… the Minor scales!
They might be named “minor,” but there is nothing small or insignificant about the minor scales, which are closely related to the major scales. In fact, without the flavor of the three main minor scales and their diatonic chords, the music we know today will be quite bland and one dimensional. Jazz music especially relies on the minor scales a lot for its chromaticism or color.
In contemporary music, there are altogether three types of minor scales, i.e. Natural, Melodic and Harmonic.
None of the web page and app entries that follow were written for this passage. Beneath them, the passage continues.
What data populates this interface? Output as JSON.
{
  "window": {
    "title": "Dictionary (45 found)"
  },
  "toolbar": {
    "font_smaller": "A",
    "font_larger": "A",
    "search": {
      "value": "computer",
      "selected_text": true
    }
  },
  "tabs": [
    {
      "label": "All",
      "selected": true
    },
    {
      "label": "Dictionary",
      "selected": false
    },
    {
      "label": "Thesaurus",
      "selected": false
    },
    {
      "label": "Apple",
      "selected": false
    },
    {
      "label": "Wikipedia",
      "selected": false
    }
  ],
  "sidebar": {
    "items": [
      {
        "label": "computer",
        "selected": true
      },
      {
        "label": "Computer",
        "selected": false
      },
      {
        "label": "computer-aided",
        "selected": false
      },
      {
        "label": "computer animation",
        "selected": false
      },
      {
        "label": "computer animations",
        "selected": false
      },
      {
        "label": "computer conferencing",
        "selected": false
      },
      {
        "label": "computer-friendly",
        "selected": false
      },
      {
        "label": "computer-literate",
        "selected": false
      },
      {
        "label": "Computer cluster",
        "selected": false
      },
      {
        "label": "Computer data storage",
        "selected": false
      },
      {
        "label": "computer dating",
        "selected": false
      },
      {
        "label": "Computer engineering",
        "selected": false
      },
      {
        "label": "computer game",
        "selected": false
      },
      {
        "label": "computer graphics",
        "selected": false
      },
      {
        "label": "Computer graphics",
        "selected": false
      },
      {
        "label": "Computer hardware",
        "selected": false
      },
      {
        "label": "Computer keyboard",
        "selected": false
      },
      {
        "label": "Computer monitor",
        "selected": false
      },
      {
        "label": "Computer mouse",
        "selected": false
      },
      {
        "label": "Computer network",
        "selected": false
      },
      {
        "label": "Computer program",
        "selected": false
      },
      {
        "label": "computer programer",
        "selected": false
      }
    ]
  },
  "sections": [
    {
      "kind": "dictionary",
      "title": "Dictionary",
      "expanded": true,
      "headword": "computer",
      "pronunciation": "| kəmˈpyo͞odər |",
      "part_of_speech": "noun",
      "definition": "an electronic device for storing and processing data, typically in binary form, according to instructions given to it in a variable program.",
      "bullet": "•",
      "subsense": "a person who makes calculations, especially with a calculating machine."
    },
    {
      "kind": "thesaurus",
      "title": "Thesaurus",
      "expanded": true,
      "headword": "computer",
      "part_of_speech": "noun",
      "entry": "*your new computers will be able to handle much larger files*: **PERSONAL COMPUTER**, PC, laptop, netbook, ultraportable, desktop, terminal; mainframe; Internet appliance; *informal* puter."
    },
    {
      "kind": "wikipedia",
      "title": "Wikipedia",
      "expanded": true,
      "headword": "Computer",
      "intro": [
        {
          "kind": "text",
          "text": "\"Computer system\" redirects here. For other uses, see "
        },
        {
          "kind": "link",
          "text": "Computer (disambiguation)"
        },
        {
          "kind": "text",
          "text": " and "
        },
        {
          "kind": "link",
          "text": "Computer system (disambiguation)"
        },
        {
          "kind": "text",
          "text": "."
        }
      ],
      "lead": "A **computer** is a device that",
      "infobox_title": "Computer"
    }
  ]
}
Each of these scales are as important as the other in terms of its scale as melody sources and its diatonic chords as rich harmonic sources.
Natural Minor Scale and its Diatonic Triads
By starting on the sixth degree of a major scale and playing every note until it reaches the next octave of the same note, we form the natural minor scale. This is the purest form of the minor scale. The other two are variations of this.
Chords I, IV and V are minor; III, VI and VII are major; and chord II is diminished.
Harmonic Minor Scale and its Diatonic Triads
The major scale is also famously known for its DO-RE-MI-FA-SO-LA-TI-DO (these are the solfege names of the scale notes) — thanks to the popular song “Do-Re-Mi” from the wonderful musical The Sound of Music. Try this: Sing out loud the first five notes, i.e. DO-RE-MI-FA-SO, your ears will naturally be drawn to complete the rest LA-TI-DO! This demonstrates that our ears have been influenced by the natural and organic sound of the major scale and how it completes itself. Notice how the seventh degree of the scale, i.e. TI has an especially strong pull back to the first note.
Now, if we take the natural minor scale and try to end the scale with the same strong TI-DO sound, this will form the harmonic minor scale. Observe how the unique sound of the harmonic minor scale comes from the movement from the sixth degree to the seventh, LE-TI (a span of three halfsteps).
We have an interesting mix of chord qualities from the harmonic minor scale. Chords I and IV are minor; V and VI are major; II and VII are diminished; and chord III is augmented. As you can see this scale actually contains all the four basic triad types, i.e. major, minor, augmented and diminished.
Melodic Minor Scale and its Diatonic Triads
Moving along, we can further smoothen the movement of the sixth to the seventh degree in harmonic minor by changing the LE to LA, essentially reverting to the LA-TI-DO sound of the major scale. Doing this will create the melodic minor scale.
The melodic minor scale also contains all the four basic triad types. Chords I and II are minor; III is augmented; IV and V are major; and chords VI and VII are diminished.
Notice the first five notes of all three minor scales are the same. They differ only in the sixth and seventh degrees. So if you put all the available notes together, you actually form a composite minor scale.
Composite Minor Scale
A song in minor will use any or all of the three minor scales at one time, so the composite scale is very useful.
Compiling all the available diatonic triads from all three minor scales is just as important.
|Chord/Scale||Natural Minor||Harmonic Minor||Melodic Minor|
Now, break it down further by chord degree and you will find a few chord qualities for each.
|Chord Degree||Chord Qualities|
This is a lot of information to digest. In the next article, I’ll take a look at a minor piece or two and put all these together!